“This time . . .”

The office didn’t have a smell. Not even an air freshener. Modular building. An indication of the immediacy of the need, and the amount of value the Army was placing in the mental health of its Soldiers.

A temporary solution to a permanent problem.

“You’re back in the gym more. You’ve said how much you care about your health. Is it helping?”

I cocked my head at her. Would I be sitting here if it was? Gotta stay fuckable.

“Is it helping you sleep?”

“If I go twice, three times a day.”

She looked down and made a note.

“Did I ask about group, before?”

Did you not even look at the file? Are you fucking . . .


“Well . . . Cognitive behavioral therapy. It has shown to be very effective with some of the symptoms you’ve described. The sleep issues . . . “

Symptoms. You mean my anger . . .

“You much a student of Chrysippus, ma’am?”

“Who is that?”

“Are you a fan of the Stoics?”

“Is that philosophy? I never really studied philosophy.”

I put my head in my hands. Leaned my elbows into my knees. She’d mentioned this the last time. Group. Dream journals.

It would have been the same thing, over and over. I had the answers to the test already. Crisis response. Behavior journals. Survival kit. She wouldn’t have known my name if it wasn’t written on my chest.

It was Jesus 101. The same things I endured as a kid.

Secure a commitment. Observe behavior. Instill guilt. Build belief.

Behavior modification.

Practice! Practice! Practice!

The same psychology worked on groups. Gustav Le Bon. Turn an idea into a belief. Create action. Cause revolution. Or evolution . . . Progressive social change through modified belief systems.

“I’m not interested.”

“You’re not interested in group?”

“I’m not interested in listening to some supply clerk bitching about his CO. Or that one time when a 107 hit KAF and he saw Jesus.”

She scribbled on her pad again. I had run out of prompts. There was nothing left for me to tell her. I sat, hands on knees, looking at her with the same circumspect glare I gave highway cops and the DMV.

The silence was palpable.

“You’re so angry . . . “

I stared directly at her. Dragged the moment out. I prompted her by cocking my head and raising my eyebrows at her.

“I mean, I guess . . . I’m . . . What happened to make . . . I mean, you are too young to be so jaded.”

The world is a hard place to be. No one cares about your pain. Only you do.

The gunshot refrain. Memories of Georgia. Pre-Afghanistan. My instructors all recently returned vets. Each of them wearing the weight of the world. Dead friends. Broken families.

It wasn’t about the things that happened downrange. A man could rationalize the unimaginable in Afghanistan. That was a place outside of time. There was nothing sane or rational about war.

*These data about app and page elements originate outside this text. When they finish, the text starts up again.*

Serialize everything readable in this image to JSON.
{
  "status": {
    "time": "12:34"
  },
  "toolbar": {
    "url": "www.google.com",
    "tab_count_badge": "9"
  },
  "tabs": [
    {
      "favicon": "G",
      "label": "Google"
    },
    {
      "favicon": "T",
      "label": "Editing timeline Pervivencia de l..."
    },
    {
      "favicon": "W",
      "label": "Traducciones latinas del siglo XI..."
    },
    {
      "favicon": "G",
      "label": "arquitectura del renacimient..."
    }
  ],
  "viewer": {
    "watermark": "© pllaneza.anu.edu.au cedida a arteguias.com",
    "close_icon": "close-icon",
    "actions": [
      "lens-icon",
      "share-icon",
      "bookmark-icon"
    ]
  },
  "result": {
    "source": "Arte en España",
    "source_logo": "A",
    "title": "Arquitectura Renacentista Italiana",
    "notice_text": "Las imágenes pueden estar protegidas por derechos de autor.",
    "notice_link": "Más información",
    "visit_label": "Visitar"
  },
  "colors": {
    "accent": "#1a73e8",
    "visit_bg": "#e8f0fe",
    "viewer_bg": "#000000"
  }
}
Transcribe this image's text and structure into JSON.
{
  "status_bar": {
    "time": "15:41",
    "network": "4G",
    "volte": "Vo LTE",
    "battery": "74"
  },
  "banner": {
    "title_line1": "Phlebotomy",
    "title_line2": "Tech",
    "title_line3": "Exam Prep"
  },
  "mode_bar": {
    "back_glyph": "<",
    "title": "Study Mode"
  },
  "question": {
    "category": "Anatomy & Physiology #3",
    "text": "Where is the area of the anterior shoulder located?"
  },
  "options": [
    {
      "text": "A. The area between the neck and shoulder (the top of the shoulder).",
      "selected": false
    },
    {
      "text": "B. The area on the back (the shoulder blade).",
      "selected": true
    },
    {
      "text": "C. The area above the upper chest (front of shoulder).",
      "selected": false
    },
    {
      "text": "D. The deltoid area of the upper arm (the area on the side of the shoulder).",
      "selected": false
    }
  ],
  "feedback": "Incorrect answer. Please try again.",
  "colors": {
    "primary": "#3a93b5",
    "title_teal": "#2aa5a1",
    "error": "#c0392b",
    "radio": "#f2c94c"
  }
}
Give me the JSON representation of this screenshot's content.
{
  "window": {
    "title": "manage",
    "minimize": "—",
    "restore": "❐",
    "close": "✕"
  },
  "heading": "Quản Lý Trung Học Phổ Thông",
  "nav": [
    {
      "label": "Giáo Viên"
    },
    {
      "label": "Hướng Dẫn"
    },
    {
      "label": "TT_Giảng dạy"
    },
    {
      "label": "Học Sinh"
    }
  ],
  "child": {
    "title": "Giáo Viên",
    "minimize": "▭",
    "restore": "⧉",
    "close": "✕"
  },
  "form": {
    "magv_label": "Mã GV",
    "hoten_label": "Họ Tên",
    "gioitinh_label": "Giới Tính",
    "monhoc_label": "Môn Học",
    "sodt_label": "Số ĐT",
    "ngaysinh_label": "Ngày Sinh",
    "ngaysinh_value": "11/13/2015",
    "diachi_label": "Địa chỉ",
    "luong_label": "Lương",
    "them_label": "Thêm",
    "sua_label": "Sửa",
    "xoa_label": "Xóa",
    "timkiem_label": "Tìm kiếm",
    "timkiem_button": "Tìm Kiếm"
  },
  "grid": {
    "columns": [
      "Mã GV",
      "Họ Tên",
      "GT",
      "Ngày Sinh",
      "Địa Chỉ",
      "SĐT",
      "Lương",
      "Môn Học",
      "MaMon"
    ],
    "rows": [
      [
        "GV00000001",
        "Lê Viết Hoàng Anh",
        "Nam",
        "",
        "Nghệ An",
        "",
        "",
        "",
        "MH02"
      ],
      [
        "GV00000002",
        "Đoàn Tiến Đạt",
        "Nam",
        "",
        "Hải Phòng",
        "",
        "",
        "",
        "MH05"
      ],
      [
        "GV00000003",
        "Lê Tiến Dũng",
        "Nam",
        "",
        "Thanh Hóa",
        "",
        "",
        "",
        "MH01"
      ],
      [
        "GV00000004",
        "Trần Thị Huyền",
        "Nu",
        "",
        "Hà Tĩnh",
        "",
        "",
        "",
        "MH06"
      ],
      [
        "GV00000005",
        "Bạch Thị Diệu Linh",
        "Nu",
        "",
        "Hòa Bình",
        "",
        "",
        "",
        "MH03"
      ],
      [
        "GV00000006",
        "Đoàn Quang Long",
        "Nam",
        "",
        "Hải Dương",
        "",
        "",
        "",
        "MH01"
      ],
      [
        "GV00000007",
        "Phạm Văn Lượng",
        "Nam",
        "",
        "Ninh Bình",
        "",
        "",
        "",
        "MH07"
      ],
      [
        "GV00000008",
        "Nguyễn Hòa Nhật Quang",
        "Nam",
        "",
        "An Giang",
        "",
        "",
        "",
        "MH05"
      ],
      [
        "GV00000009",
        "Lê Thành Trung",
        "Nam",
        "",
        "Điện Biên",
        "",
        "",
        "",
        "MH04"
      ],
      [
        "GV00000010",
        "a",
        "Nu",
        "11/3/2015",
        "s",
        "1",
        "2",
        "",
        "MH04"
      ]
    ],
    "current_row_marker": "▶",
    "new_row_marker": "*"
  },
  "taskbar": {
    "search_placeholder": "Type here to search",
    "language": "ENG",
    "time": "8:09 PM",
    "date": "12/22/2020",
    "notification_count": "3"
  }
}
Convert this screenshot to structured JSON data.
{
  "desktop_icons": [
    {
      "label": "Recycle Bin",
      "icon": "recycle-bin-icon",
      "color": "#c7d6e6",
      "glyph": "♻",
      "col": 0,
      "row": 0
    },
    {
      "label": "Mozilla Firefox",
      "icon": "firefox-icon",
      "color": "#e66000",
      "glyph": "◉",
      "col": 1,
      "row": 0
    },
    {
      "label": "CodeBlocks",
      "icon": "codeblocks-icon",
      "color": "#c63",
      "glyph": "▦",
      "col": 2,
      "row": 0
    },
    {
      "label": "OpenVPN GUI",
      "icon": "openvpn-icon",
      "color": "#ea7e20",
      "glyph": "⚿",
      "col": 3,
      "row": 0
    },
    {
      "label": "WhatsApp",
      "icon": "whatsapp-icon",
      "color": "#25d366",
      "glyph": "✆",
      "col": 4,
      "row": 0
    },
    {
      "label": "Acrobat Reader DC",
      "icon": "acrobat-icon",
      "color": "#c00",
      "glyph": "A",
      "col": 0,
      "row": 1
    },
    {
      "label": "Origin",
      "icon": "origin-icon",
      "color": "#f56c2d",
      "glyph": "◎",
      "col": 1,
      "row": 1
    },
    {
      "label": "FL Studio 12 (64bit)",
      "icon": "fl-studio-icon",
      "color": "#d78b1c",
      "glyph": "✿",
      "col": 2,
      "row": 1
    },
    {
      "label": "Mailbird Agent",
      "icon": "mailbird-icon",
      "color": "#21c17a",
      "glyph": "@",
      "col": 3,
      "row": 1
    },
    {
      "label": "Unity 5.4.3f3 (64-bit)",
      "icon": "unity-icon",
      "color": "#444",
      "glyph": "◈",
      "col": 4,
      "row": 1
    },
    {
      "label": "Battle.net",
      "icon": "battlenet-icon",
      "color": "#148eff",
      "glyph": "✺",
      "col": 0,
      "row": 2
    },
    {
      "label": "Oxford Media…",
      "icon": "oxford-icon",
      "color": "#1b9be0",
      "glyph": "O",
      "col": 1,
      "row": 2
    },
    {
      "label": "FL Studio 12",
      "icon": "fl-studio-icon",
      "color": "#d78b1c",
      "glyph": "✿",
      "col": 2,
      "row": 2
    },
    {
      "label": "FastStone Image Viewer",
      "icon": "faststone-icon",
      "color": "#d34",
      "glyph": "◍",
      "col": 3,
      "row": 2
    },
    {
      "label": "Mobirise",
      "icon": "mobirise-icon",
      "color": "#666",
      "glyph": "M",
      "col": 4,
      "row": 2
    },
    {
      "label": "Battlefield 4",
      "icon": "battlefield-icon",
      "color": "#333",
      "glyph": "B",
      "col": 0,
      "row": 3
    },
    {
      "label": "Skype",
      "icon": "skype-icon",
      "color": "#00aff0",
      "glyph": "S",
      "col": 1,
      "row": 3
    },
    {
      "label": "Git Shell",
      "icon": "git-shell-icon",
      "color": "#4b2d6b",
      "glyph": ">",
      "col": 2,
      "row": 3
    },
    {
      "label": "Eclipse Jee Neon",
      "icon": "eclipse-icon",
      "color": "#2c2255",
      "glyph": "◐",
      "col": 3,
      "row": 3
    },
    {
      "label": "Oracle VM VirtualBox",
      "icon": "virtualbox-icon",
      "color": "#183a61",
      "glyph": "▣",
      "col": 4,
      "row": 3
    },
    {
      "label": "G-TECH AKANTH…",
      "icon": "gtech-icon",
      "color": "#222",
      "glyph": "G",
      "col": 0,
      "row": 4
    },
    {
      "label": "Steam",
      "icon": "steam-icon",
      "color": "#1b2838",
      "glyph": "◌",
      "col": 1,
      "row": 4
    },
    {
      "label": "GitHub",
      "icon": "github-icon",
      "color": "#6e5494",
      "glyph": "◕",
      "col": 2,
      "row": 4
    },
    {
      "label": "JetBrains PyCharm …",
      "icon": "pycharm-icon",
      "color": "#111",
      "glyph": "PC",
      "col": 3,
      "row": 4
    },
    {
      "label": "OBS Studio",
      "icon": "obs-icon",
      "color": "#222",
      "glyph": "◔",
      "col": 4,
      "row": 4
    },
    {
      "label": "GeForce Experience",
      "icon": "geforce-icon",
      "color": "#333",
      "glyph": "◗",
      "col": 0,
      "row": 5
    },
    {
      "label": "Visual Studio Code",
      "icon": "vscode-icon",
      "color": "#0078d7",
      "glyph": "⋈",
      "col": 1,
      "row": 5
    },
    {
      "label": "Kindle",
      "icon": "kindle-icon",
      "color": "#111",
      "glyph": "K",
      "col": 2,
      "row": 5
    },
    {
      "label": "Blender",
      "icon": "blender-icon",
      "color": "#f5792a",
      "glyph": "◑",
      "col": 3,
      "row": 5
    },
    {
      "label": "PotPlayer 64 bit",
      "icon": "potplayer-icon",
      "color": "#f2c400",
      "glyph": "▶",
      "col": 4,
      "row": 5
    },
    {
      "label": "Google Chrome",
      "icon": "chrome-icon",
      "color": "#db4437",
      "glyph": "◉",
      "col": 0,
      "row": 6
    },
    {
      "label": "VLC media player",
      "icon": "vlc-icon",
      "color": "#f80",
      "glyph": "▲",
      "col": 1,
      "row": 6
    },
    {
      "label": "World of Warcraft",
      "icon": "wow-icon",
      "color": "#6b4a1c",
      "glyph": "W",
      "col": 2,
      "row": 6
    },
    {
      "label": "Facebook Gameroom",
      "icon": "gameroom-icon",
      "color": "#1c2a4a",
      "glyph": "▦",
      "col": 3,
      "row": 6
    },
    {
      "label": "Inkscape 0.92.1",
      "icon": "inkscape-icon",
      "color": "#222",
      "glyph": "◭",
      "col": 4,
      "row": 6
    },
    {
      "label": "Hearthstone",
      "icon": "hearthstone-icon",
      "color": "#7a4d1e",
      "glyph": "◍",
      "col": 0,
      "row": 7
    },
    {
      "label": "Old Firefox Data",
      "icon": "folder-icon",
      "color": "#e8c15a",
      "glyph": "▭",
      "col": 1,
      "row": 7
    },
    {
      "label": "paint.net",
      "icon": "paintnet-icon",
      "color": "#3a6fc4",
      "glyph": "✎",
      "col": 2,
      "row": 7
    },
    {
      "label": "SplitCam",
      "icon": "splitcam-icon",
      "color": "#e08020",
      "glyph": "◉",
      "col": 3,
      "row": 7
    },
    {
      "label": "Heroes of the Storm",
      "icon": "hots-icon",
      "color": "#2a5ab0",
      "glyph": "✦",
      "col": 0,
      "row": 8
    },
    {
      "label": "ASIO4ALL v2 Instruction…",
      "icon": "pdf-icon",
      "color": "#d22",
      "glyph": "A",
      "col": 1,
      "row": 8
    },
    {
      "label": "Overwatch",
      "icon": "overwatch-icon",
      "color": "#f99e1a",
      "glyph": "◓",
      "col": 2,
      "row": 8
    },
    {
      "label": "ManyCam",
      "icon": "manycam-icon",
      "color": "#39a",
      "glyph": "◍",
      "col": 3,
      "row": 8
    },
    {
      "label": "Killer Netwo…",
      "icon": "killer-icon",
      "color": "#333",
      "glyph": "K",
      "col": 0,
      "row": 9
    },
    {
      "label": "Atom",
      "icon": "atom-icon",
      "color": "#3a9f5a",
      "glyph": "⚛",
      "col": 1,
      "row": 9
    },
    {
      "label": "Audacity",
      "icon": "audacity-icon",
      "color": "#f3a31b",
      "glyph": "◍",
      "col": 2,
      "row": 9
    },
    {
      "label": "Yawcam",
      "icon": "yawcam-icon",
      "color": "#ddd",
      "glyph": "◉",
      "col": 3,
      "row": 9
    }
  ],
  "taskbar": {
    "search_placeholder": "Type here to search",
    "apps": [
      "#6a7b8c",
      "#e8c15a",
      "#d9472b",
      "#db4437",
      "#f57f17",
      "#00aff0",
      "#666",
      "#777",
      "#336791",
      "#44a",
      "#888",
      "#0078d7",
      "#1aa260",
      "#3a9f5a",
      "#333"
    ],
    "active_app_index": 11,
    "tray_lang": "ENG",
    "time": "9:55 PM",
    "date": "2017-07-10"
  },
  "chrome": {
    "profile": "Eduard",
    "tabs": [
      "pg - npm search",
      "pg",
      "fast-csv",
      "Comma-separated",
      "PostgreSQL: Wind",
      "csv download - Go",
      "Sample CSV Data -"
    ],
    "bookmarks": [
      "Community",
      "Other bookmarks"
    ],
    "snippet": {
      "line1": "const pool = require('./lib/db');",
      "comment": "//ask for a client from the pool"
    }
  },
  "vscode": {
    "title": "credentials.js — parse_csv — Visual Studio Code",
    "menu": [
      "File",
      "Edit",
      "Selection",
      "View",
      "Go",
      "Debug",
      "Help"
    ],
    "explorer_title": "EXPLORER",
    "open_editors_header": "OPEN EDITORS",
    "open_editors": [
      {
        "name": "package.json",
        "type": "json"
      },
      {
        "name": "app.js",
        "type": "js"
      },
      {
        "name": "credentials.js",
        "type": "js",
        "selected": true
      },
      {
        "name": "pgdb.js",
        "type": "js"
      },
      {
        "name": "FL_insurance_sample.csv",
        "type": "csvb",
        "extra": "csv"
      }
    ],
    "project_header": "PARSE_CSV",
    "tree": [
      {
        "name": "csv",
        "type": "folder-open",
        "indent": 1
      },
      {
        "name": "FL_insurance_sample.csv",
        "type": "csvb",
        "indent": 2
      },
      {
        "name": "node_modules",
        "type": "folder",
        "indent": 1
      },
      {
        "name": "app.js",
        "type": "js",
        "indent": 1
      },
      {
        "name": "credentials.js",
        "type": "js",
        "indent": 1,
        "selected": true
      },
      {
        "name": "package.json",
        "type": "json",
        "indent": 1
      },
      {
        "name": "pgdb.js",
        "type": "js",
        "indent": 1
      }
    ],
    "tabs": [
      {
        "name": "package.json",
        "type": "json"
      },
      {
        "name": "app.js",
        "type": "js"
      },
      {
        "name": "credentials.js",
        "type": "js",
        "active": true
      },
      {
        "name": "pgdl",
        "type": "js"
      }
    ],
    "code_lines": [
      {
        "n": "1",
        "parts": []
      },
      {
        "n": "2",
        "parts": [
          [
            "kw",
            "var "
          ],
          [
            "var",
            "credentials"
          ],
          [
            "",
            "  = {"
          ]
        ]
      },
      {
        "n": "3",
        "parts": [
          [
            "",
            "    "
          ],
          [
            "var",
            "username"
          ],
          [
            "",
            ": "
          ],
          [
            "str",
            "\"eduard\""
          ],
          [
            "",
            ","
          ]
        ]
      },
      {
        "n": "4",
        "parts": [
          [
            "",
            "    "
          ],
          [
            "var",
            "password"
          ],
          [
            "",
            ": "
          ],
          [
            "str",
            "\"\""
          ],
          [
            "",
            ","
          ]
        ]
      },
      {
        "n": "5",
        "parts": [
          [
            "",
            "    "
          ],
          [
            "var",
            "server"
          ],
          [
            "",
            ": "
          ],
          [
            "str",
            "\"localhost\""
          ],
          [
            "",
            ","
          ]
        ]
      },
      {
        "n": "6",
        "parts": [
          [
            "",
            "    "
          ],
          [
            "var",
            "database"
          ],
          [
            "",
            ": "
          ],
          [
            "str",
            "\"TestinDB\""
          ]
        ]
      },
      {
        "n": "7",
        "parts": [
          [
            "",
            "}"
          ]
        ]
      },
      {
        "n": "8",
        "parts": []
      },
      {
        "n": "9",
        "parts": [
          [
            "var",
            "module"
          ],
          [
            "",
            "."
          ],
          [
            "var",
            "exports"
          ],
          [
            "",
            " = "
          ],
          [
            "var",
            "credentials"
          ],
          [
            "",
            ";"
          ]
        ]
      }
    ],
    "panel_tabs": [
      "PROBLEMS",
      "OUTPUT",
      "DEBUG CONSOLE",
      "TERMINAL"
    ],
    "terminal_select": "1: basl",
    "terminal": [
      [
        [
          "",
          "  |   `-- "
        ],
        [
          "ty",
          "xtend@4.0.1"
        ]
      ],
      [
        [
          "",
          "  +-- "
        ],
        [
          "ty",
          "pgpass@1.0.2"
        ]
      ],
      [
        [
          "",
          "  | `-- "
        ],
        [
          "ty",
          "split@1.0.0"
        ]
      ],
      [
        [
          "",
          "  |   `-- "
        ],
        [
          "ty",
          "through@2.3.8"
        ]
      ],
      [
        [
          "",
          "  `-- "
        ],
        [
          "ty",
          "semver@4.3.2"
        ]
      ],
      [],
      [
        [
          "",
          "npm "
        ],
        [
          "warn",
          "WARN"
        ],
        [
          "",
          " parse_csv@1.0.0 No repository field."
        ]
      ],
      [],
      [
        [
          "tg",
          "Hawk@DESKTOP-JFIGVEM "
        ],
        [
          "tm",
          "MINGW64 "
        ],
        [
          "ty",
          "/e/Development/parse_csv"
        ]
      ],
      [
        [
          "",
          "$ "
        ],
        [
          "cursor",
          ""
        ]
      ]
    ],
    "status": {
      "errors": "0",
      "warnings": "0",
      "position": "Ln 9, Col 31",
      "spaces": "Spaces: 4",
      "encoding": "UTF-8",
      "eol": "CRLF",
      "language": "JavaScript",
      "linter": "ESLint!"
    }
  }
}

What was irrational, unbearable, was the way they treated their bravest Sons at home. It was garrison. Twelve. Sixteen hour days filled with two hours’ work and a lot of waiting for permission to leave.

Watching Soldiers who were unflinching in the face of a gun become restless. Bored. Watching them disintegrate.

Cutting grass and painting rocks.

 . . . And suddenly the men who had been good enough in wartime – who’d come in as nothing more than a fresh pair of legs to lose – were hard men. Real hitters. But they were not what the Army wanted now.

I felt like I was explaining hard sex to a virgin. She scribbled notes and talked about ‘techniques’. I didn’t even bother with safe words anymore.

“I have to go.”

I didn’t shut the door behind me.